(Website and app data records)
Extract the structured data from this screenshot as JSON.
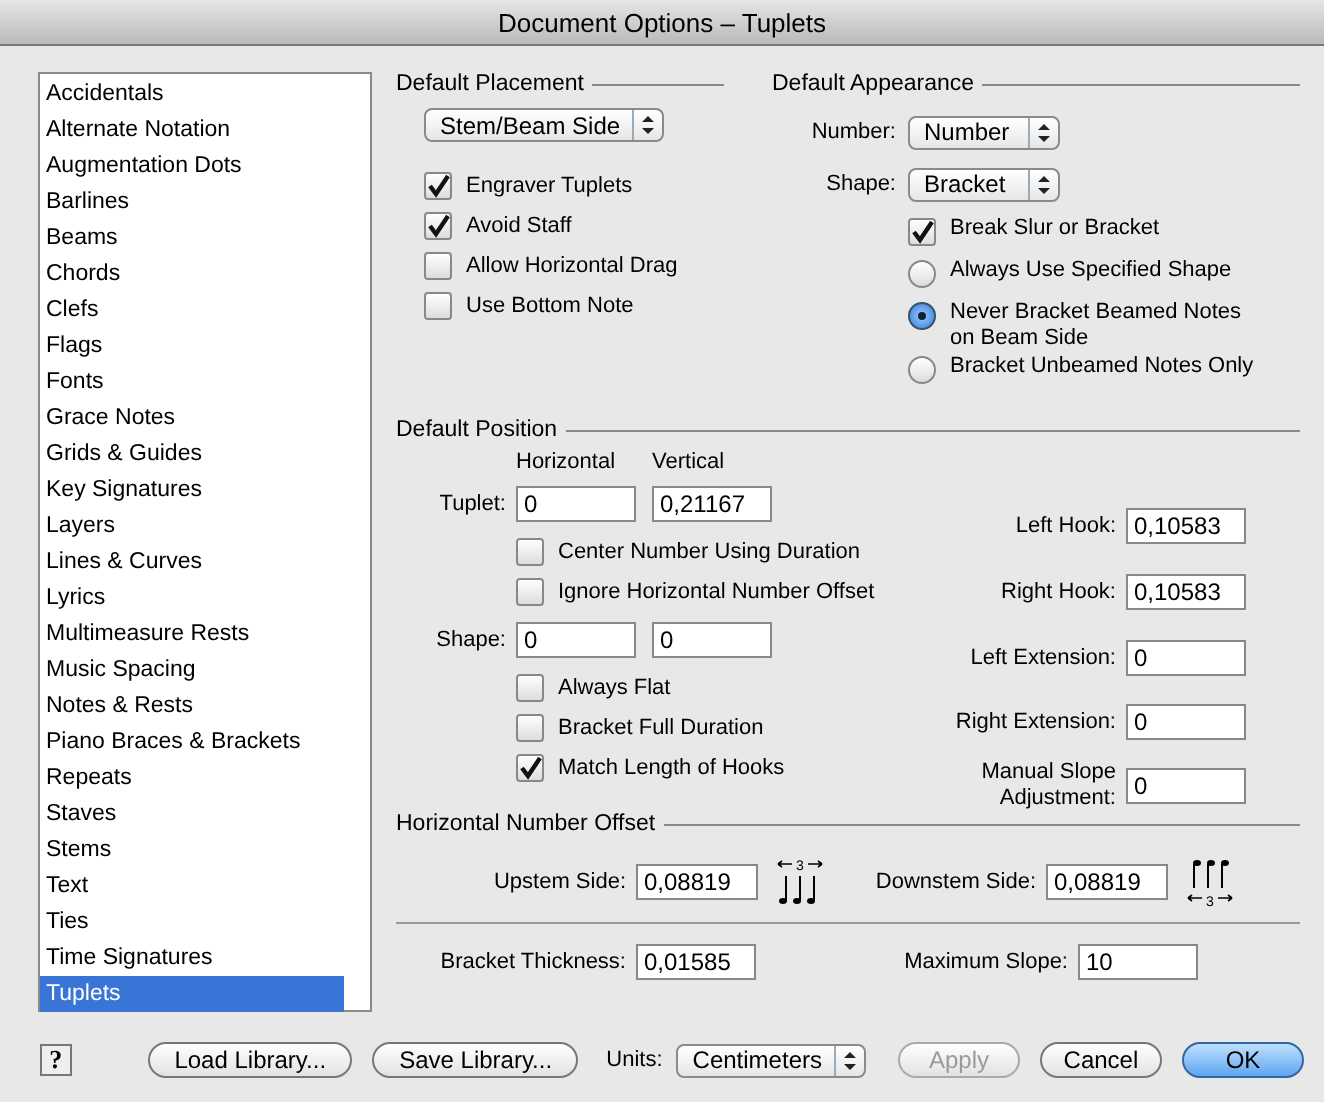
{
  "window": {
    "title": "Document Options – Tuplets"
  },
  "sidebar": {
    "items": [
      {
        "label": "Accidentals",
        "selected": false
      },
      {
        "label": "Alternate Notation",
        "selected": false
      },
      {
        "label": "Augmentation Dots",
        "selected": false
      },
      {
        "label": "Barlines",
        "selected": false
      },
      {
        "label": "Beams",
        "selected": false
      },
      {
        "label": "Chords",
        "selected": false
      },
      {
        "label": "Clefs",
        "selected": false
      },
      {
        "label": "Flags",
        "selected": false
      },
      {
        "label": "Fonts",
        "selected": false
      },
      {
        "label": "Grace Notes",
        "selected": false
      },
      {
        "label": "Grids & Guides",
        "selected": false
      },
      {
        "label": "Key Signatures",
        "selected": false
      },
      {
        "label": "Layers",
        "selected": false
      },
      {
        "label": "Lines & Curves",
        "selected": false
      },
      {
        "label": "Lyrics",
        "selected": false
      },
      {
        "label": "Multimeasure Rests",
        "selected": false
      },
      {
        "label": "Music Spacing",
        "selected": false
      },
      {
        "label": "Notes & Rests",
        "selected": false
      },
      {
        "label": "Piano Braces & Brackets",
        "selected": false
      },
      {
        "label": "Repeats",
        "selected": false
      },
      {
        "label": "Staves",
        "selected": false
      },
      {
        "label": "Stems",
        "selected": false
      },
      {
        "label": "Text",
        "selected": false
      },
      {
        "label": "Ties",
        "selected": false
      },
      {
        "label": "Time Signatures",
        "selected": false
      },
      {
        "label": "Tuplets",
        "selected": true
      }
    ]
  },
  "default_placement": {
    "title": "Default Placement",
    "popup": "Stem/Beam Side",
    "options": [
      {
        "kind": "checkbox",
        "label": "Engraver Tuplets",
        "checked": true
      },
      {
        "kind": "checkbox",
        "label": "Avoid Staff",
        "checked": true
      },
      {
        "kind": "checkbox",
        "label": "Allow Horizontal Drag",
        "checked": false
      },
      {
        "kind": "checkbox",
        "label": "Use Bottom Note",
        "checked": false
      }
    ]
  },
  "default_appearance": {
    "title": "Default Appearance",
    "popups": [
      {
        "label": "Number:",
        "value": "Number"
      },
      {
        "label": "Shape:",
        "value": "Bracket"
      }
    ],
    "options": [
      {
        "kind": "checkbox",
        "label": "Break Slur or Bracket",
        "checked": true
      },
      {
        "kind": "radio",
        "label": "Always Use Specified Shape",
        "selected": false
      },
      {
        "kind": "radio",
        "label": "Never Bracket Beamed Notes on Beam Side",
        "selected": true
      },
      {
        "kind": "radio",
        "label": "Bracket Unbeamed Notes Only",
        "selected": false
      }
    ]
  },
  "default_position": {
    "title": "Default Position",
    "column_headers": [
      "Horizontal",
      "Vertical"
    ],
    "tuplet": {
      "label": "Tuplet:",
      "horizontal": "0",
      "vertical": "0,21167"
    },
    "tuplet_options": [
      {
        "label": "Center Number Using Duration",
        "checked": false
      },
      {
        "label": "Ignore Horizontal Number Offset",
        "checked": false
      }
    ],
    "shape": {
      "label": "Shape:",
      "horizontal": "0",
      "vertical": "0"
    },
    "shape_options": [
      {
        "label": "Always Flat",
        "checked": false
      },
      {
        "label": "Bracket Full Duration",
        "checked": false
      },
      {
        "label": "Match Length of Hooks",
        "checked": true
      }
    ],
    "fields": [
      {
        "label": "Left Hook:",
        "value": "0,10583"
      },
      {
        "label": "Right Hook:",
        "value": "0,10583"
      },
      {
        "label": "Left Extension:",
        "value": "0"
      },
      {
        "label": "Right Extension:",
        "value": "0"
      },
      {
        "label": "Manual Slope Adjustment:",
        "value": "0"
      }
    ]
  },
  "horizontal_number_offset": {
    "title": "Horizontal Number Offset",
    "fields": [
      {
        "label": "Upstem Side:",
        "value": "0,08819",
        "tuplet_number": "3"
      },
      {
        "label": "Downstem Side:",
        "value": "0,08819",
        "tuplet_number": "3"
      }
    ]
  },
  "bracket_fields": [
    {
      "label": "Bracket Thickness:",
      "value": "0,01585"
    },
    {
      "label": "Maximum Slope:",
      "value": "10"
    }
  ],
  "footer": {
    "help": "?",
    "library_buttons": [
      "Load Library...",
      "Save Library..."
    ],
    "units": {
      "label": "Units:",
      "value": "Centimeters"
    },
    "action_buttons": [
      {
        "label": "Apply",
        "disabled": true,
        "default": false
      },
      {
        "label": "Cancel",
        "disabled": false,
        "default": false
      },
      {
        "label": "OK",
        "disabled": false,
        "default": true
      }
    ]
  }
}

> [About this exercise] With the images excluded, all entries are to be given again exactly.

> [Answer section]
Extract the structured data from this screenshot as JSON.
{
  "window": {
    "title": "Document Options – Tuplets"
  },
  "sidebar": {
    "items": [
      {
        "label": "Accidentals",
        "selected": false
      },
      {
        "label": "Alternate Notation",
        "selected": false
      },
      {
        "label": "Augmentation Dots",
        "selected": false
      },
      {
        "label": "Barlines",
        "selected": false
      },
      {
        "label": "Beams",
        "selected": false
      },
      {
        "label": "Chords",
        "selected": false
      },
      {
        "label": "Clefs",
        "selected": false
      },
      {
        "label": "Flags",
        "selected": false
      },
      {
        "label": "Fonts",
        "selected": false
      },
      {
        "label": "Grace Notes",
        "selected": false
      },
      {
        "label": "Grids & Guides",
        "selected": false
      },
      {
        "label": "Key Signatures",
        "selected": false
      },
      {
        "label": "Layers",
        "selected": false
      },
      {
        "label": "Lines & Curves",
        "selected": false
      },
      {
        "label": "Lyrics",
        "selected": false
      },
      {
        "label": "Multimeasure Rests",
        "selected": false
      },
      {
        "label": "Music Spacing",
        "selected": false
      },
      {
        "label": "Notes & Rests",
        "selected": false
      },
      {
        "label": "Piano Braces & Brackets",
        "selected": false
      },
      {
        "label": "Repeats",
        "selected": false
      },
      {
        "label": "Staves",
        "selected": false
      },
      {
        "label": "Stems",
        "selected": false
      },
      {
        "label": "Text",
        "selected": false
      },
      {
        "label": "Ties",
        "selected": false
      },
      {
        "label": "Time Signatures",
        "selected": false
      },
      {
        "label": "Tuplets",
        "selected": true
      }
    ]
  },
  "default_placement": {
    "title": "Default Placement",
    "popup": "Stem/Beam Side",
    "options": [
      {
        "kind": "checkbox",
        "label": "Engraver Tuplets",
        "checked": true
      },
      {
        "kind": "checkbox",
        "label": "Avoid Staff",
        "checked": true
      },
      {
        "kind": "checkbox",
        "label": "Allow Horizontal Drag",
        "checked": false
      },
      {
        "kind": "checkbox",
        "label": "Use Bottom Note",
        "checked": false
      }
    ]
  },
  "default_appearance": {
    "title": "Default Appearance",
    "popups": [
      {
        "label": "Number:",
        "value": "Number"
      },
      {
        "label": "Shape:",
        "value": "Bracket"
      }
    ],
    "options": [
      {
        "kind": "checkbox",
        "label": "Break Slur or Bracket",
        "checked": true
      },
      {
        "kind": "radio",
        "label": "Always Use Specified Shape",
        "selected": false
      },
      {
        "kind": "radio",
        "label": "Never Bracket Beamed Notes on Beam Side",
        "selected": true
      },
      {
        "kind": "radio",
        "label": "Bracket Unbeamed Notes Only",
        "selected": false
      }
    ]
  },
  "default_position": {
    "title": "Default Position",
    "column_headers": [
      "Horizontal",
      "Vertical"
    ],
    "tuplet": {
      "label": "Tuplet:",
      "horizontal": "0",
      "vertical": "0,21167"
    },
    "tuplet_options": [
      {
        "label": "Center Number Using Duration",
        "checked": false
      },
      {
        "label": "Ignore Horizontal Number Offset",
        "checked": false
      }
    ],
    "shape": {
      "label": "Shape:",
      "horizontal": "0",
      "vertical": "0"
    },
    "shape_options": [
      {
        "label": "Always Flat",
        "checked": false
      },
      {
        "label": "Bracket Full Duration",
        "checked": false
      },
      {
        "label": "Match Length of Hooks",
        "checked": true
      }
    ],
    "fields": [
      {
        "label": "Left Hook:",
        "value": "0,10583"
      },
      {
        "label": "Right Hook:",
        "value": "0,10583"
      },
      {
        "label": "Left Extension:",
        "value": "0"
      },
      {
        "label": "Right Extension:",
        "value": "0"
      },
      {
        "label": "Manual Slope Adjustment:",
        "value": "0"
      }
    ]
  },
  "horizontal_number_offset": {
    "title": "Horizontal Number Offset",
    "fields": [
      {
        "label": "Upstem Side:",
        "value": "0,08819",
        "tuplet_number": "3"
      },
      {
        "label": "Downstem Side:",
        "value": "0,08819",
        "tuplet_number": "3"
      }
    ]
  },
  "bracket_fields": [
    {
      "label": "Bracket Thickness:",
      "value": "0,01585"
    },
    {
      "label": "Maximum Slope:",
      "value": "10"
    }
  ],
  "footer": {
    "help": "?",
    "library_buttons": [
      "Load Library...",
      "Save Library..."
    ],
    "units": {
      "label": "Units:",
      "value": "Centimeters"
    },
    "action_buttons": [
      {
        "label": "Apply",
        "disabled": true,
        "default": false
      },
      {
        "label": "Cancel",
        "disabled": false,
        "default": false
      },
      {
        "label": "OK",
        "disabled": false,
        "default": true
      }
    ]
  }
}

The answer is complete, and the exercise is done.